On paper the Nexus 5 appears to have lots to offer. Aside from being the first handset to run Android 4.4 Kit Kat, there is also a 5-inch Full HD display, 8 megapixel rear-facing camera with optical image stabilization, LTE network support and a Qualcomm Snapdragon 800 processor. The handset also has a 2300 mAh battery, which looks like it will be getting a boost courtesy of Qualcomm.
The Nexus 5 isn't the first device to see this battery boost as it arrived with the Galaxy Note III. Other handsets aside, this is something called QFE1100, which is also known as "envelope tracking." Keep in mind, this isn't going to magically make your Nexus 5 have all day battery usage.

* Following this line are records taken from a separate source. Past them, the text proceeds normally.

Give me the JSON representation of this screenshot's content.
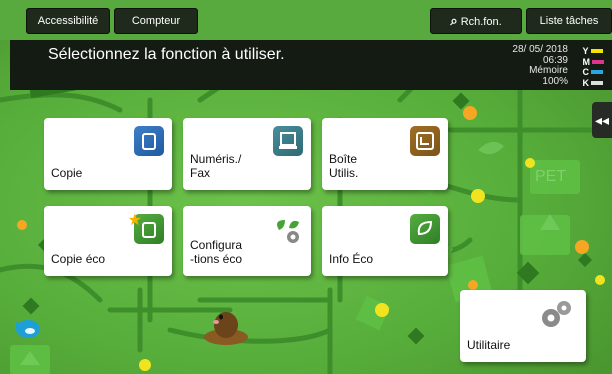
{
  "topbar": {
    "accessibility_label": "Accessibilité",
    "counter_label": "Compteur",
    "search_label": "Rch.fon.",
    "jobs_label": "Liste tâches"
  },
  "message": "Sélectionnez la fonction à utiliser.",
  "status": {
    "date": "28/ 05/ 2018",
    "time": "06:39",
    "memory_label": "Mémoire",
    "memory_value": "100%"
  },
  "toner": [
    {
      "letter": "Y",
      "color": "#f2e400"
    },
    {
      "letter": "M",
      "color": "#e0338d"
    },
    {
      "letter": "C",
      "color": "#2aa6e0"
    },
    {
      "letter": "K",
      "color": "#dddddd"
    }
  ],
  "tiles": {
    "copy": "Copie",
    "scan_fax_line1": "Numéris./",
    "scan_fax_line2": "Fax",
    "user_box_line1": "Boîte",
    "user_box_line2": "Utilis.",
    "eco_copy": "Copie éco",
    "eco_config_line1": "Configura",
    "eco_config_line2": "-tions éco",
    "eco_info": "Info Éco",
    "utility": "Utilitaire"
  },
  "side_button_glyph": "◂◂",
  "colors": {
    "background": "#57ad3a",
    "dark_bar": "#141b13",
    "tile": "#ffffff"
  }
}
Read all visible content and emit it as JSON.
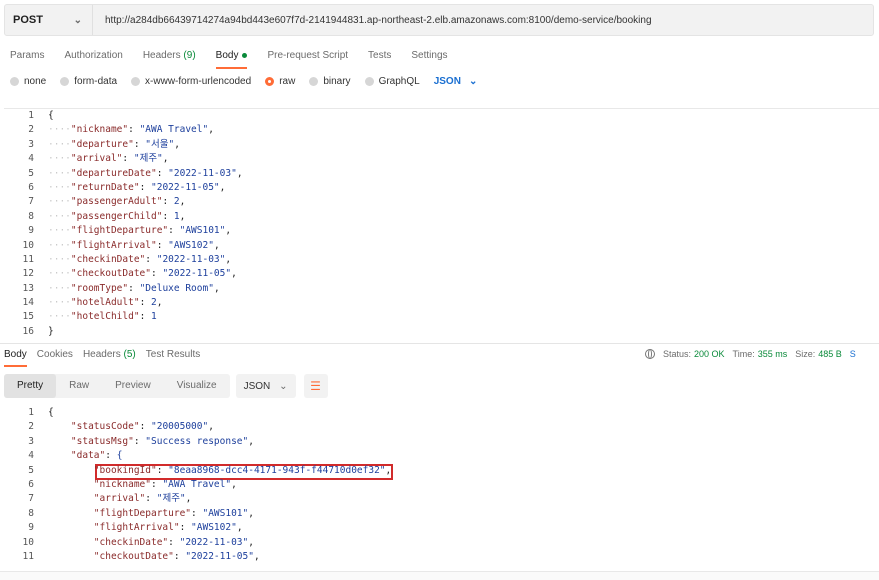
{
  "request": {
    "method": "POST",
    "url": "http://a284db66439714274a94bd443e607f7d-2141944831.ap-northeast-2.elb.amazonaws.com:8100/demo-service/booking"
  },
  "request_tabs": [
    {
      "label": "Params",
      "count": ""
    },
    {
      "label": "Authorization",
      "count": ""
    },
    {
      "label": "Headers",
      "count": "(9)"
    },
    {
      "label": "Body",
      "count": ""
    },
    {
      "label": "Pre-request Script",
      "count": ""
    },
    {
      "label": "Tests",
      "count": ""
    },
    {
      "label": "Settings",
      "count": ""
    }
  ],
  "body_modes": [
    "none",
    "form-data",
    "x-www-form-urlencoded",
    "raw",
    "binary",
    "GraphQL"
  ],
  "body_format": "JSON",
  "request_body": [
    {
      "t": "{"
    },
    {
      "k": "nickname",
      "v": "\"AWA Travel\"",
      "c": true
    },
    {
      "k": "departure",
      "v": "\"서울\"",
      "c": true
    },
    {
      "k": "arrival",
      "v": "\"제주\"",
      "c": true
    },
    {
      "k": "departureDate",
      "v": "\"2022-11-03\"",
      "c": true
    },
    {
      "k": "returnDate",
      "v": "\"2022-11-05\"",
      "c": true
    },
    {
      "k": "passengerAdult",
      "v": "2",
      "c": true
    },
    {
      "k": "passengerChild",
      "v": "1",
      "c": true
    },
    {
      "k": "flightDeparture",
      "v": "\"AWS101\"",
      "c": true
    },
    {
      "k": "flightArrival",
      "v": "\"AWS102\"",
      "c": true
    },
    {
      "k": "checkinDate",
      "v": "\"2022-11-03\"",
      "c": true
    },
    {
      "k": "checkoutDate",
      "v": "\"2022-11-05\"",
      "c": true
    },
    {
      "k": "roomType",
      "v": "\"Deluxe Room\"",
      "c": true
    },
    {
      "k": "hotelAdult",
      "v": "2",
      "c": true
    },
    {
      "k": "hotelChild",
      "v": "1",
      "c": false
    },
    {
      "t": "}"
    }
  ],
  "response_tabs": [
    {
      "label": "Body",
      "count": ""
    },
    {
      "label": "Cookies",
      "count": ""
    },
    {
      "label": "Headers",
      "count": "(5)"
    },
    {
      "label": "Test Results",
      "count": ""
    }
  ],
  "response_stats": {
    "status_label": "Status:",
    "status_value": "200 OK",
    "time_label": "Time:",
    "time_value": "355 ms",
    "size_label": "Size:",
    "size_value": "485 B",
    "save_label": "S"
  },
  "view_modes": [
    "Pretty",
    "Raw",
    "Preview",
    "Visualize"
  ],
  "response_format": "JSON",
  "response_body": [
    {
      "t": "{"
    },
    {
      "k": "statusCode",
      "v": "\"20005000\"",
      "c": true,
      "i": 1
    },
    {
      "k": "statusMsg",
      "v": "\"Success response\"",
      "c": true,
      "i": 1
    },
    {
      "k": "data",
      "v": "{",
      "c": false,
      "i": 1
    },
    {
      "k": "bookingId",
      "v": "\"8eaa8968-dcc4-4171-943f-f44710d0ef32\"",
      "c": true,
      "i": 2
    },
    {
      "k": "nickname",
      "v": "\"AWA Travel\"",
      "c": true,
      "i": 2
    },
    {
      "k": "arrival",
      "v": "\"제주\"",
      "c": true,
      "i": 2
    },
    {
      "k": "flightDeparture",
      "v": "\"AWS101\"",
      "c": true,
      "i": 2
    },
    {
      "k": "flightArrival",
      "v": "\"AWS102\"",
      "c": true,
      "i": 2
    },
    {
      "k": "checkinDate",
      "v": "\"2022-11-03\"",
      "c": true,
      "i": 2
    },
    {
      "k": "checkoutDate",
      "v": "\"2022-11-05\"",
      "c": true,
      "i": 2
    }
  ],
  "colors": {
    "accent": "#ff6c37",
    "success": "#0a8a3a",
    "link": "#1a6fd1",
    "highlight_box": "#d12b2b"
  }
}
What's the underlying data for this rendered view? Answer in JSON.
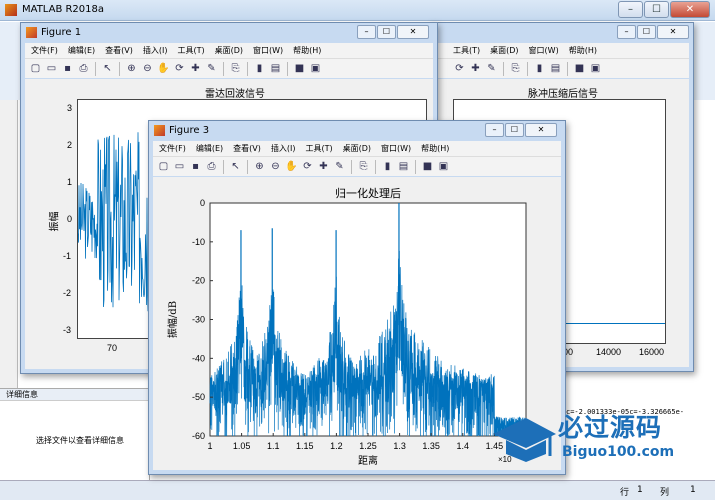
{
  "app": {
    "title": "MATLAB R2018a"
  },
  "bottom_panel": {
    "section_label": "详细信息",
    "message": "选择文件以查看详细信息",
    "status_row": "行",
    "row_value": "1",
    "status_col": "列",
    "col_value": "1",
    "cmd_text": "c=-2.001333e-05c=-3.326665e-"
  },
  "menu": [
    "文件(F)",
    "编辑(E)",
    "查看(V)",
    "插入(I)",
    "工具(T)",
    "桌面(D)",
    "窗口(W)",
    "帮助(H)"
  ],
  "fig1": {
    "title": "Figure 1",
    "plot_title": "雷达回波信号",
    "ylabel": "振幅",
    "yticks": [
      "3",
      "2",
      "1",
      "0",
      "-1",
      "-2",
      "-3"
    ],
    "xticks": [
      "70"
    ]
  },
  "fig2": {
    "plot_title": "脉冲压缩后信号",
    "xticks": [
      "12000",
      "14000",
      "16000"
    ]
  },
  "fig3": {
    "title": "Figure 3"
  },
  "watermark": {
    "big": "必过源码",
    "small": "Biguo100.com"
  },
  "chart_data": [
    {
      "type": "line",
      "title": "归一化处理后",
      "xlabel": "距离",
      "ylabel": "振幅/dB",
      "x_multiplier": "×10",
      "x_exponent": "4",
      "xlim": [
        10000,
        15000
      ],
      "ylim": [
        -60,
        0
      ],
      "xticks": [
        1,
        1.05,
        1.1,
        1.15,
        1.2,
        1.25,
        1.3,
        1.35,
        1.4,
        1.45
      ],
      "yticks": [
        0,
        -10,
        -20,
        -30,
        -40,
        -50,
        -60
      ],
      "peaks": [
        {
          "x": 10490,
          "y": -7
        },
        {
          "x": 10985,
          "y": -6.5
        },
        {
          "x": 11995,
          "y": -7
        },
        {
          "x": 12990,
          "y": 0
        }
      ],
      "series": [
        {
          "color": "#0072BD"
        }
      ]
    },
    {
      "type": "line",
      "title": "雷达回波信号",
      "ylabel": "振幅",
      "ylim": [
        -3,
        3
      ],
      "yticks": [
        3,
        2,
        1,
        0,
        -1,
        -2,
        -3
      ],
      "series": [
        {
          "color": "#0072BD"
        }
      ]
    }
  ]
}
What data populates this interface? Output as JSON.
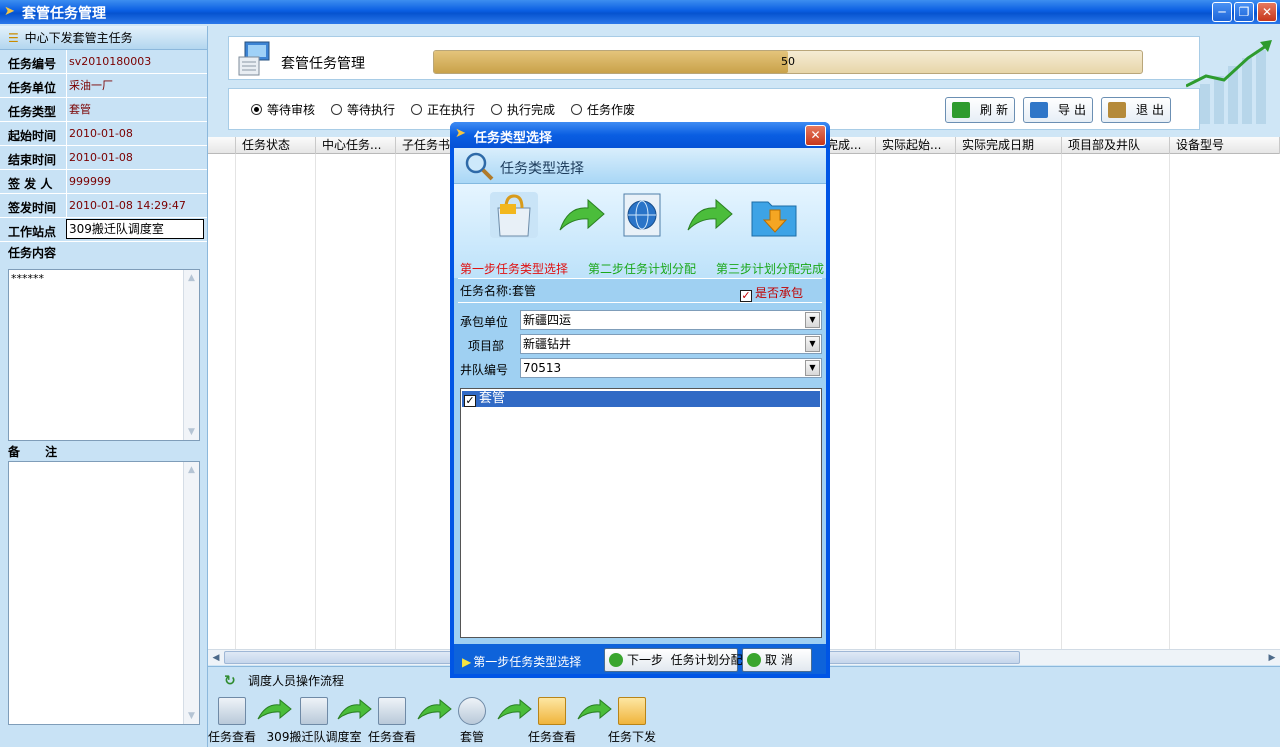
{
  "window": {
    "title": "套管任务管理"
  },
  "left_panel": {
    "header": "中心下发套管主任务",
    "fields": [
      {
        "label": "任务编号",
        "value": "sv2010180003"
      },
      {
        "label": "任务单位",
        "value": "采油一厂"
      },
      {
        "label": "任务类型",
        "value": "套管"
      },
      {
        "label": "起始时间",
        "value": "2010-01-08"
      },
      {
        "label": "结束时间",
        "value": "2010-01-08"
      },
      {
        "label": "签 发 人",
        "value": "999999"
      },
      {
        "label": "签发时间",
        "value": "2010-01-08 14:29:47"
      },
      {
        "label": "工作站点",
        "value": "309搬迁队调度室"
      }
    ],
    "content_label": "任务内容",
    "content_value": "******",
    "remark_label": "备      注"
  },
  "header": {
    "title": "套管任务管理",
    "progress_value": 50,
    "progress_fraction": 0.5
  },
  "filters": {
    "options": [
      "等待审核",
      "等待执行",
      "正在执行",
      "执行完成",
      "任务作废"
    ],
    "selected": "等待审核"
  },
  "toolbar": {
    "refresh": "刷新",
    "export": "导出",
    "exit": "退出"
  },
  "grid": {
    "columns": [
      "任务状态",
      "中心任务...",
      "子任务书",
      "完成...",
      "实际起始...",
      "实际完成日期",
      "项目部及井队",
      "设备型号"
    ]
  },
  "flow": {
    "title": "调度人员操作流程",
    "steps": [
      "任务查看",
      "309搬迁队调度室",
      "任务查看",
      "套管",
      "任务查看",
      "任务下发"
    ]
  },
  "dialog": {
    "title": "任务类型选择",
    "subtitle": "任务类型选择",
    "steps": [
      "第一步任务类型选择",
      "第二步任务计划分配",
      "第三步计划分配完成"
    ],
    "task_name_label": "任务名称:",
    "task_name_value": "套管",
    "contract_checkbox_label": "是否承包",
    "contract_checked": true,
    "contract_unit_label": "承包单位",
    "contract_unit_value": "新疆四运",
    "project_label": "项目部",
    "project_value": "新疆钻井",
    "team_label": "井队编号",
    "team_value": "70513",
    "list_items": [
      {
        "label": "套管",
        "checked": true
      }
    ],
    "footer_status": "第一步任务类型选择",
    "next_button": "下一步  任务计划分配",
    "cancel_button": "取 消"
  },
  "colors": {
    "title_bar": "#0a5ee2",
    "panel": "#c8e2f5",
    "step_active": "#e01010",
    "step_next": "#1aa81a",
    "accent_bar": "#c9a24a"
  }
}
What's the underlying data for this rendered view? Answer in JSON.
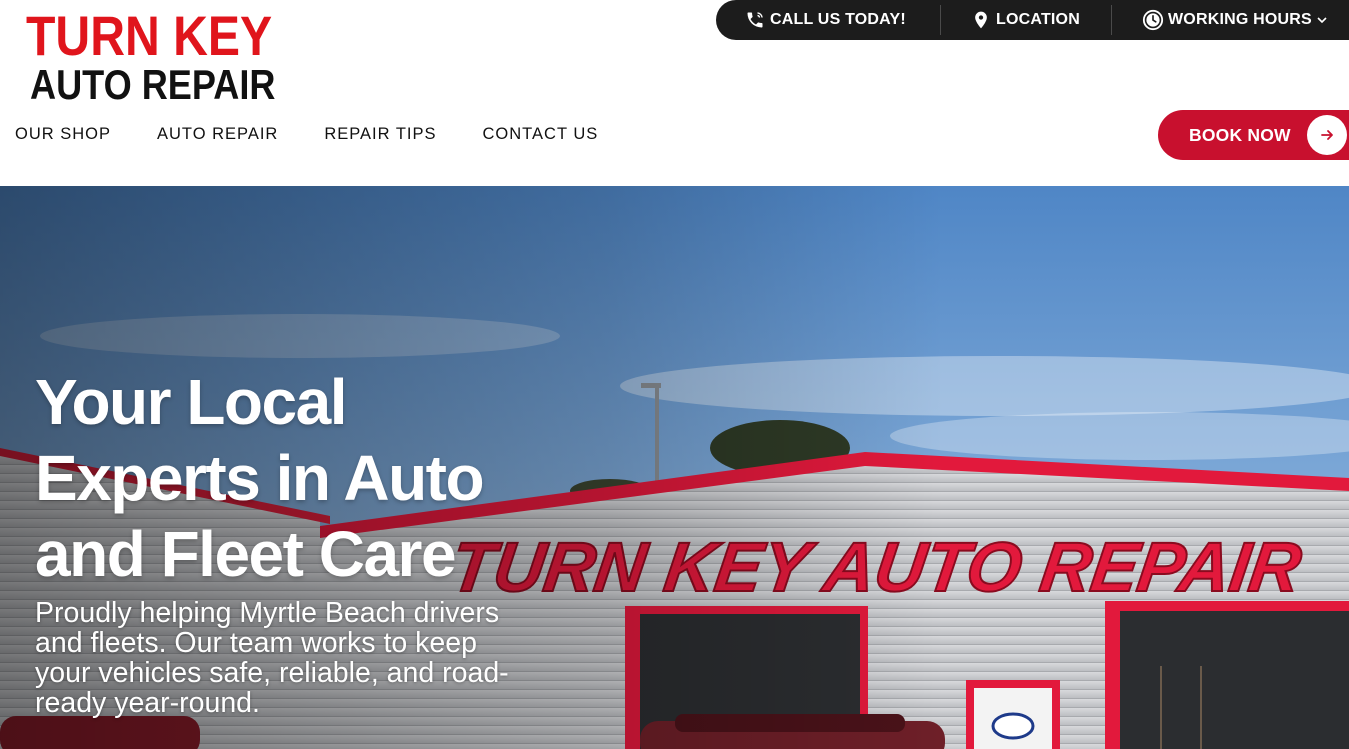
{
  "logo": {
    "line1": "TURN KEY",
    "line2": "AUTO REPAIR",
    "icon": "business-logo"
  },
  "topbar": {
    "call_label": "CALL US TODAY!",
    "call_icon": "phone-icon",
    "location_label": "LOCATION",
    "location_icon": "map-pin-icon",
    "hours_label": "WORKING HOURS",
    "hours_icon": "clock-icon",
    "hours_chevron": "chevron-down-icon"
  },
  "nav": {
    "items": [
      {
        "label": "OUR SHOP"
      },
      {
        "label": "AUTO REPAIR"
      },
      {
        "label": "REPAIR TIPS"
      },
      {
        "label": "CONTACT US"
      }
    ]
  },
  "book_button": {
    "label": "BOOK NOW",
    "icon": "arrow-right-icon"
  },
  "hero": {
    "title": "Your Local Experts in Auto and Fleet Care",
    "subtitle": "Proudly helping Myrtle Beach drivers and fleets. Our team works to keep your vehicles safe, reliable, and road-ready year-round.",
    "image_sign_text": "TURN KEY AUTO REPAIR"
  },
  "colors": {
    "brand_red": "#c8102e",
    "logo_red": "#e0151c",
    "topbar_bg": "#1c1c1c",
    "text_dark": "#111111"
  }
}
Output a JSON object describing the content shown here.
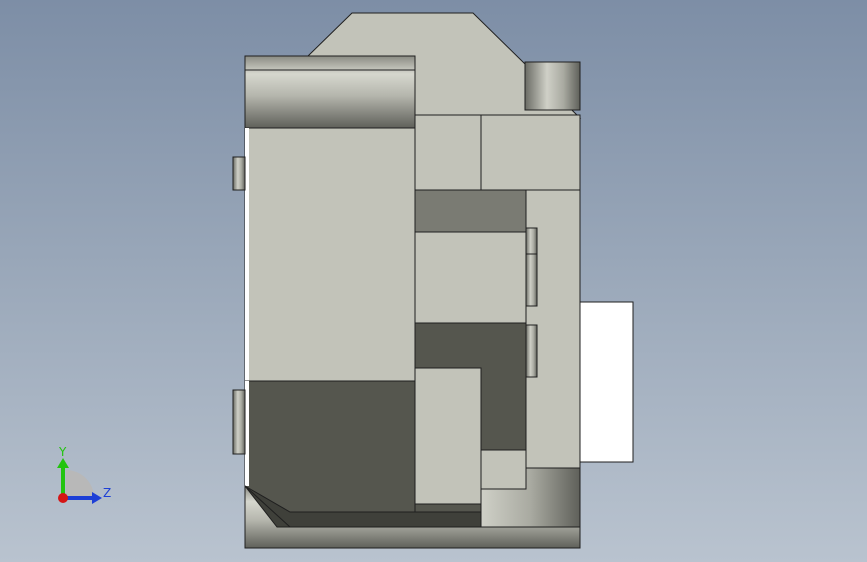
{
  "viewport": {
    "colors": {
      "background_top": "#7d8ea6",
      "background_bottom": "#b9c3cf",
      "part_light": "#c2c3b9",
      "part_mid": "#a7a89d",
      "part_dark": "#55564e",
      "part_darker": "#3f403a",
      "part_grey": "#7a7b73",
      "edge": "#1f1f1f",
      "white_face": "#ffffff"
    }
  },
  "triad": {
    "y_label": "Y",
    "z_label": "Z",
    "y_color": "#22c40f",
    "z_color": "#1d3fd6",
    "origin_color": "#d41515"
  }
}
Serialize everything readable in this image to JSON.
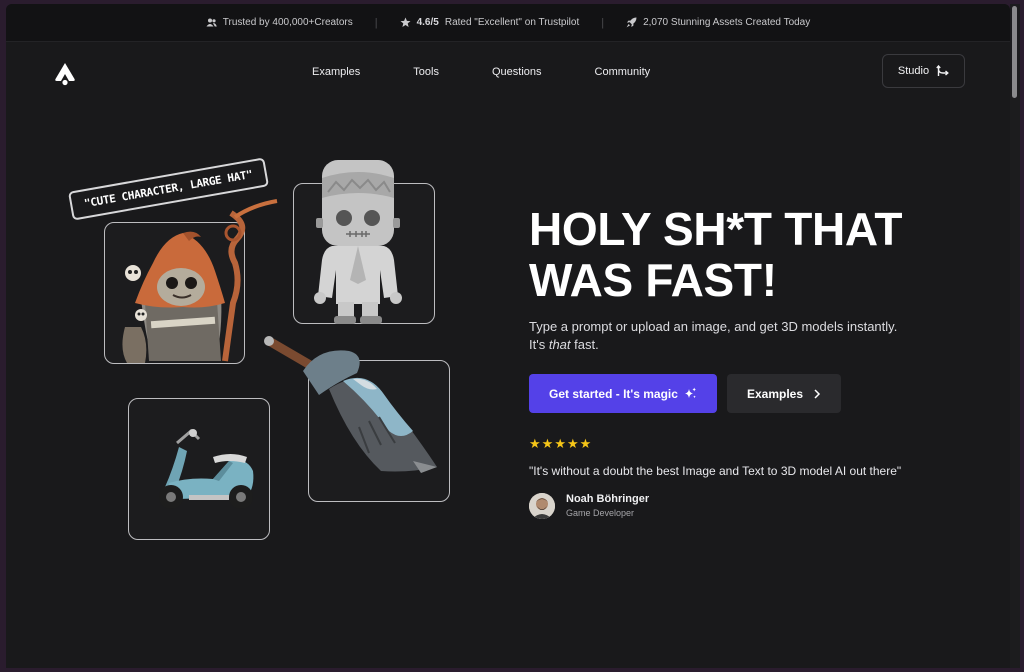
{
  "banner": {
    "items": [
      {
        "icon": "users-icon",
        "strong": "",
        "text": "Trusted by 400,000+Creators"
      },
      {
        "icon": "star-icon",
        "strong": "4.6/5",
        "text": "Rated \"Excellent\" on Trustpilot"
      },
      {
        "icon": "rocket-icon",
        "strong": "",
        "text": "2,070 Stunning Assets Created Today"
      }
    ],
    "separator": "|"
  },
  "nav": {
    "logo_icon": "logo-icon",
    "links": [
      "Examples",
      "Tools",
      "Questions",
      "Community"
    ],
    "studio_label": "Studio"
  },
  "hero": {
    "headline_line1": "HOLY SH*T THAT",
    "headline_line2": "WAS FAST!",
    "subtext_line1": "Type a prompt or upload an image, and get 3D models instantly.",
    "subtext_line2_pre": "It's ",
    "subtext_line2_em": "that",
    "subtext_line2_post": " fast.",
    "cta_primary": "Get started - It's magic",
    "cta_primary_icon": "sparkles-icon",
    "cta_secondary": "Examples",
    "cta_secondary_icon": "chevron-right-icon"
  },
  "testimonial": {
    "rating": 5,
    "star": "★",
    "quote": "\"It's without a doubt the best Image and Text to 3D model AI out there\"",
    "author_name": "Noah Böhringer",
    "author_role": "Game Developer"
  },
  "gallery": {
    "prompt_tag": "\"CUTE CHARACTER, LARGE HAT\"",
    "items": [
      "wizard-character-model",
      "frankenstein-figure-model",
      "scooter-model",
      "fantasy-sword-model"
    ]
  },
  "colors": {
    "background": "#19191b",
    "primary": "#5441e8",
    "secondary": "#2a2a2d",
    "star": "#f5c518"
  }
}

The overall life will still come down to personal usage habits, however this technology should help out, especially compared to a similarly spec'd handset without QFE1100.
The tracker is said to match the power that goes into the signal amplifier to the power transmitted from the phone. While that may not sound all that high-tech, GigaOm notes that is actually something rather difficult to accomplish. Particularly on an LTE smartphone. Qualcomm has said this technology will be able to reduce the amount of heat put out by 30 percent.
Furthermore, it should also be able to reduce the power consumption from the radio frequency components by 20 percent. But again, the improvements that one will see will also come down to your personal usage. And while the radio components use quite a bit of power because they are always working, we have seen countless times how the screen being on sucks up quite a bit of battery life.